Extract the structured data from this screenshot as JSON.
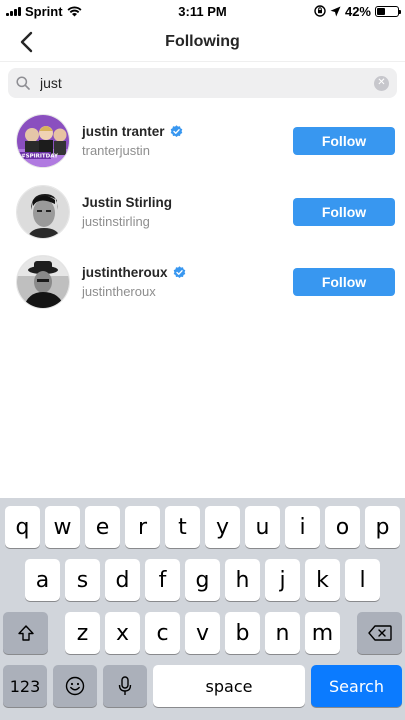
{
  "status_bar": {
    "carrier": "Sprint",
    "time": "3:11 PM",
    "battery": "42%",
    "battery_level": 0.42
  },
  "header": {
    "title": "Following",
    "back_icon": "chevron-left-icon"
  },
  "search": {
    "value": "just",
    "clear_icon": "clear-icon"
  },
  "users": [
    {
      "name": "justin tranter",
      "handle": "tranterjustin",
      "verified": true,
      "button": "Follow"
    },
    {
      "name": "Justin Stirling",
      "handle": "justinstirling",
      "verified": false,
      "button": "Follow"
    },
    {
      "name": "justintheroux",
      "handle": "justintheroux",
      "verified": true,
      "button": "Follow"
    }
  ],
  "keyboard": {
    "row1": [
      "q",
      "w",
      "e",
      "r",
      "t",
      "y",
      "u",
      "i",
      "o",
      "p"
    ],
    "row2": [
      "a",
      "s",
      "d",
      "f",
      "g",
      "h",
      "j",
      "k",
      "l"
    ],
    "row3": [
      "z",
      "x",
      "c",
      "v",
      "b",
      "n",
      "m"
    ],
    "numbers_label": "123",
    "space_label": "space",
    "search_label": "Search"
  },
  "colors": {
    "accent": "#3897f0",
    "keyboard_bg": "#d1d5db",
    "search_key": "#0b7bff"
  }
}
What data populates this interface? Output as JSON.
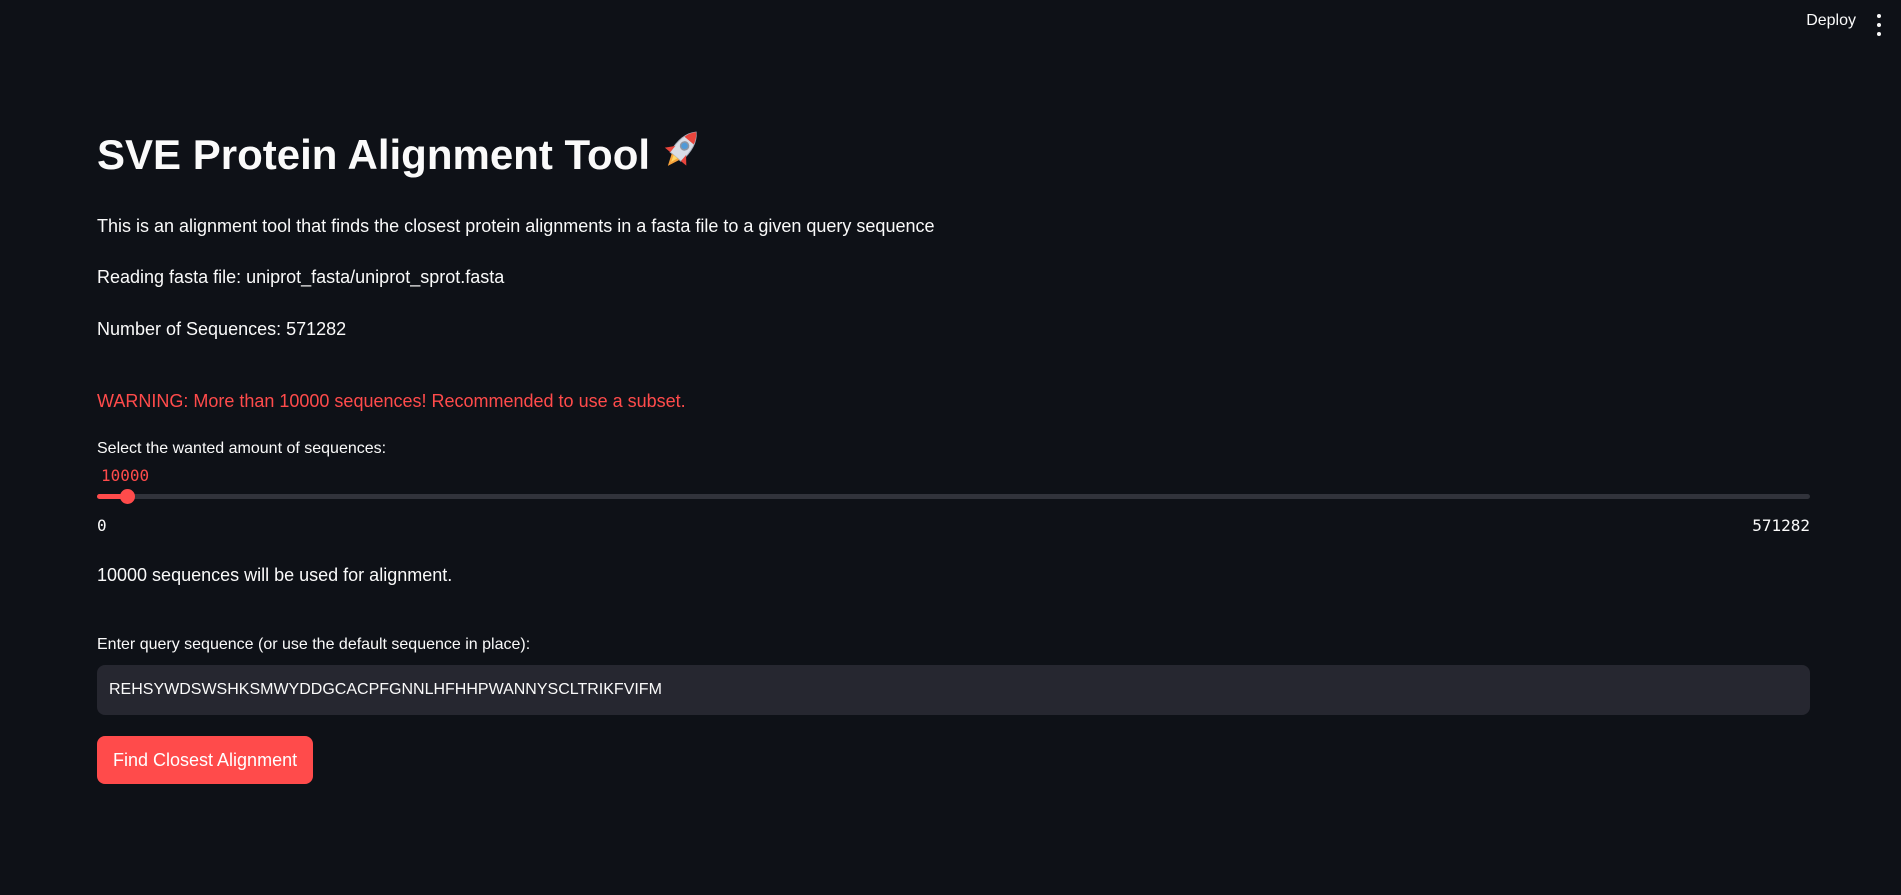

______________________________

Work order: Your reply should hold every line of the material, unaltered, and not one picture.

Exercise response:
Extract the structured data from this screenshot as JSON.
{
  "status_bar": {
    "carrier": "Sprint",
    "time": "3:11 PM",
    "battery": "42%",
    "battery_level": 0.42
  },
  "header": {
    "title": "Following",
    "back_icon": "chevron-left-icon"
  },
  "search": {
    "value": "just",
    "clear_icon": "clear-icon"
  },
  "users": [
    {
      "name": "justin tranter",
      "handle": "tranterjustin",
      "verified": true,
      "button": "Follow"
    },
    {
      "name": "Justin Stirling",
      "handle": "justinstirling",
      "verified": false,
      "button": "Follow"
    },
    {
      "name": "justintheroux",
      "handle": "justintheroux",
      "verified": true,
      "button": "Follow"
    }
  ],
  "keyboard": {
    "row1": [
      "q",
      "w",
      "e",
      "r",
      "t",
      "y",
      "u",
      "i",
      "o",
      "p"
    ],
    "row2": [
      "a",
      "s",
      "d",
      "f",
      "g",
      "h",
      "j",
      "k",
      "l"
    ],
    "row3": [
      "z",
      "x",
      "c",
      "v",
      "b",
      "n",
      "m"
    ],
    "numbers_label": "123",
    "space_label": "space",
    "search_label": "Search"
  },
  "colors": {
    "accent": "#3897f0",
    "keyboard_bg": "#d1d5db",
    "search_key": "#0b7bff"
  }
}
What data populates this interface? Output as JSON.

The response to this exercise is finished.